software will run and you can edit your images.
PhotoImpression can do just about everything you could possibly
want to do to your photos, with a pretty easy to use interface too.
That includes color controls, redeye reduction, effects, captions,
and more. It is also Mac OS X native.
The only problem
I had with the whole thing was the long wait for PhotoImpression
to actually load the images. It took forever.
you've marked any photos for e-mailing or printing, this will also
happen during the unloading process. E-mailed images can be sent
in three sizes (see above). Your e-mail program will sent them automatically
if you wish. You must setup the e-mail destinations in the software,
which then transfers that information to the camera.
- Kodak Picture Software

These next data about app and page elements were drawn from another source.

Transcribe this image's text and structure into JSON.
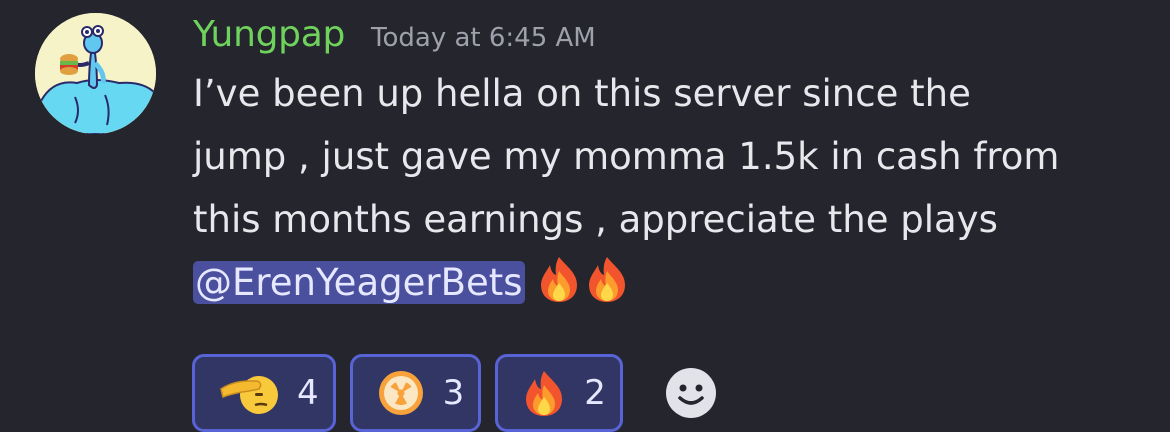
{
  "message": {
    "username": "Yungpap",
    "timestamp": "Today at 6:45 AM",
    "lines": [
      "I’ve been up hella on this server since the",
      "jump , just gave my momma 1.5k in cash from",
      "this months earnings ,  appreciate the plays"
    ],
    "mention": "@ErenYeagerBets",
    "trailing_emoji": [
      "fire-emoji",
      "fire-emoji"
    ]
  },
  "reactions": [
    {
      "emoji": "saluting-face-emoji",
      "count": "4"
    },
    {
      "emoji": "radioactive-emoji",
      "count": "3"
    },
    {
      "emoji": "fire-emoji",
      "count": "2"
    }
  ],
  "add_reaction_icon": "smiley-add-reaction-icon",
  "colors": {
    "background": "#24252d",
    "username": "#6fd25c",
    "timestamp": "#9ea1ab",
    "mention_bg": "#4a4f9e",
    "reaction_border": "#5864d6",
    "reaction_bg": "#323664"
  }
}
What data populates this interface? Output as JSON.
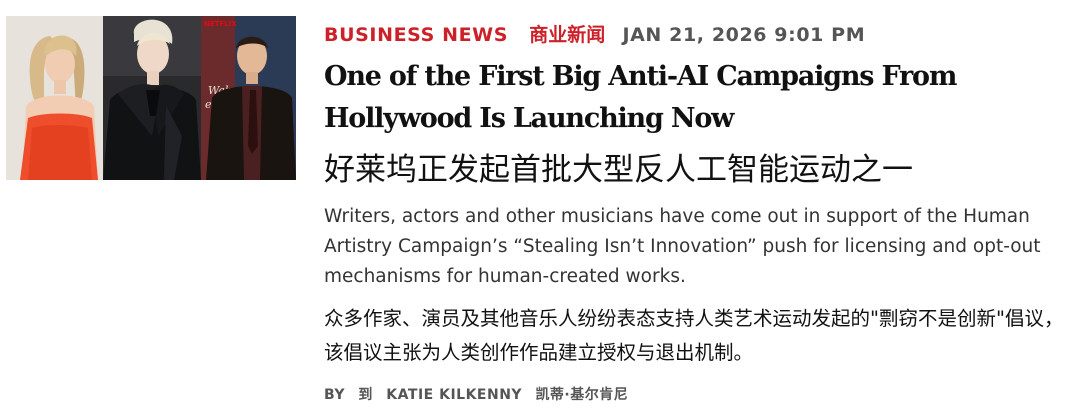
{
  "article": {
    "category": "BUSINESS NEWS",
    "category_zh": "商业新闻",
    "date": "JAN 21, 2026 9:01 PM",
    "title": "One of the First Big Anti-AI Campaigns From Hollywood Is Launching Now",
    "title_zh": "好莱坞正发起首批大型反人工智能运动之一",
    "dek": "Writers, actors and other musicians have come out in support of the Human Artistry Campaign’s “Stealing Isn’t Innovation” push for licensing and opt-out mechanisms for human-created works.",
    "dek_zh": "众多作家、演员及其他音乐人纷纷表态支持人类艺术运动发起的\"剽窃不是创新\"倡议，该倡议主张为人类创作作品建立授权与退出机制。",
    "byline_prefix": "BY",
    "byline_prefix_zh": "到",
    "author": "KATIE KILKENNY",
    "author_zh": "凯蒂·基尔肯尼"
  },
  "image": {
    "backdrop_text_left": "NETFLIX",
    "backdrop_text_right": "Wake",
    "backdrop_text_right_2": "ead M"
  },
  "colors": {
    "accent": "#cc2129",
    "meta_gray": "#555555",
    "text": "#111111"
  }
}
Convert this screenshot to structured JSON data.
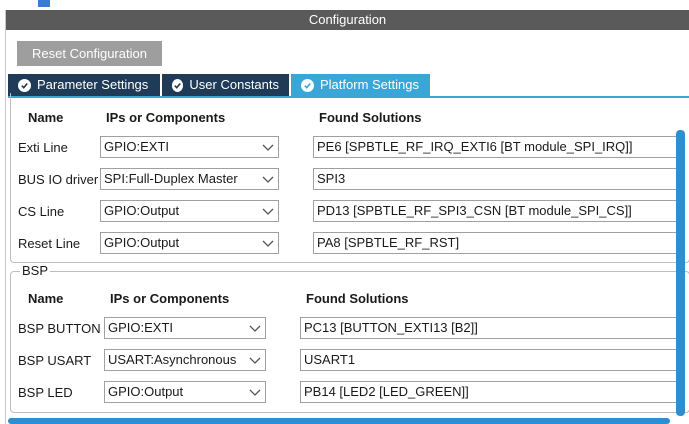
{
  "window": {
    "title": "Configuration"
  },
  "toolbar": {
    "reset_label": "Reset Configuration"
  },
  "tabs": [
    {
      "label": "Parameter Settings",
      "active": false
    },
    {
      "label": "User Constants",
      "active": false
    },
    {
      "label": "Platform Settings",
      "active": true
    }
  ],
  "platform": {
    "headers": {
      "name": "Name",
      "ips": "IPs or Components",
      "solutions": "Found Solutions"
    },
    "rows": [
      {
        "name": "Exti Line",
        "ip": "GPIO:EXTI",
        "solution": "PE6 [SPBTLE_RF_IRQ_EXTI6 [BT module_SPI_IRQ]]"
      },
      {
        "name": "BUS IO driver",
        "ip": "SPI:Full-Duplex Master",
        "solution": "SPI3"
      },
      {
        "name": "CS Line",
        "ip": "GPIO:Output",
        "solution": "PD13 [SPBTLE_RF_SPI3_CSN [BT module_SPI_CS]]"
      },
      {
        "name": "Reset Line",
        "ip": "GPIO:Output",
        "solution": "PA8 [SPBTLE_RF_RST]"
      }
    ]
  },
  "bsp": {
    "legend": "BSP",
    "headers": {
      "name": "Name",
      "ips": "IPs or Components",
      "solutions": "Found Solutions"
    },
    "rows": [
      {
        "name": "BSP BUTTON",
        "ip": "GPIO:EXTI",
        "solution": "PC13 [BUTTON_EXTI13 [B2]]"
      },
      {
        "name": "BSP USART",
        "ip": "USART:Asynchronous",
        "solution": "USART1"
      },
      {
        "name": "BSP LED",
        "ip": "GPIO:Output",
        "solution": "PB14 [LED2 [LED_GREEN]]"
      }
    ]
  },
  "colors": {
    "titlebar": "#5a5a5a",
    "tab": "#1f3b57",
    "tab_active": "#3aa6d8",
    "scrollbar": "#2d8fd0",
    "button": "#9e9e9e"
  }
}
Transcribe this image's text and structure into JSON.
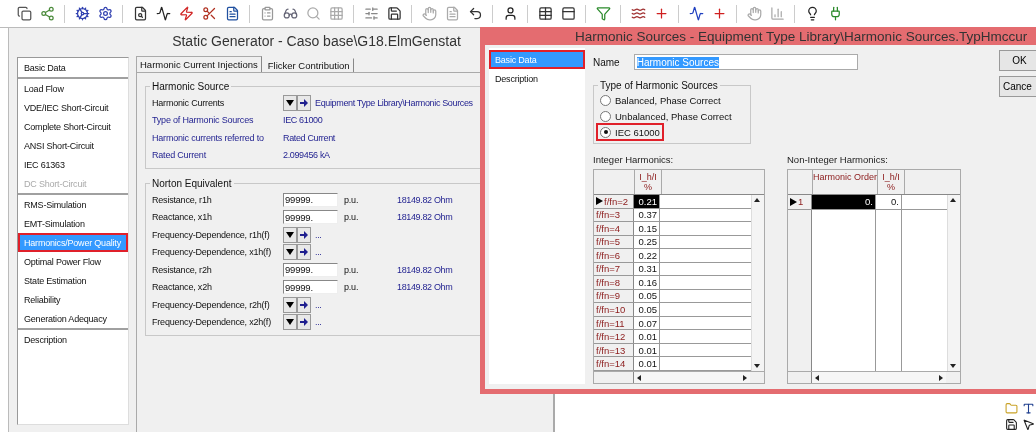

will again mention that the Kodak EasyShare software is getting
totally revamped, so what I reviewed here will be outdated shortly.
Kodak Picture Software is not Mac OS X compatible. It's actually
a program made (I assume) using Macromedia Director. But that doesn't
mean that it's stripped.
is the main screen you'll see when you first load the software.
You can scroll through your images at the bottom. Basic tools like
zoom, rotating, info, and delete are at the right. The functions
on the left are fairly self-explanatory.
on the info button back at the main window will show you all the
information you ever wanted about your photo.
the edit button will allow you to make all kinds of changes to your
image. They're conveniently listed in the screen shot above.
in all, the software isn't bad at all -- and the new version should
be even better.
is almost a draw. The HP's software is more modern (Mac OS X compatible)
and you can mark images for e-mailing in the camera itself. The
Kodak software is no slouch either, and stands to improve when the
new software is released shortly. So I'm calling this one a tie.
to page three for more tests and the conclusion >>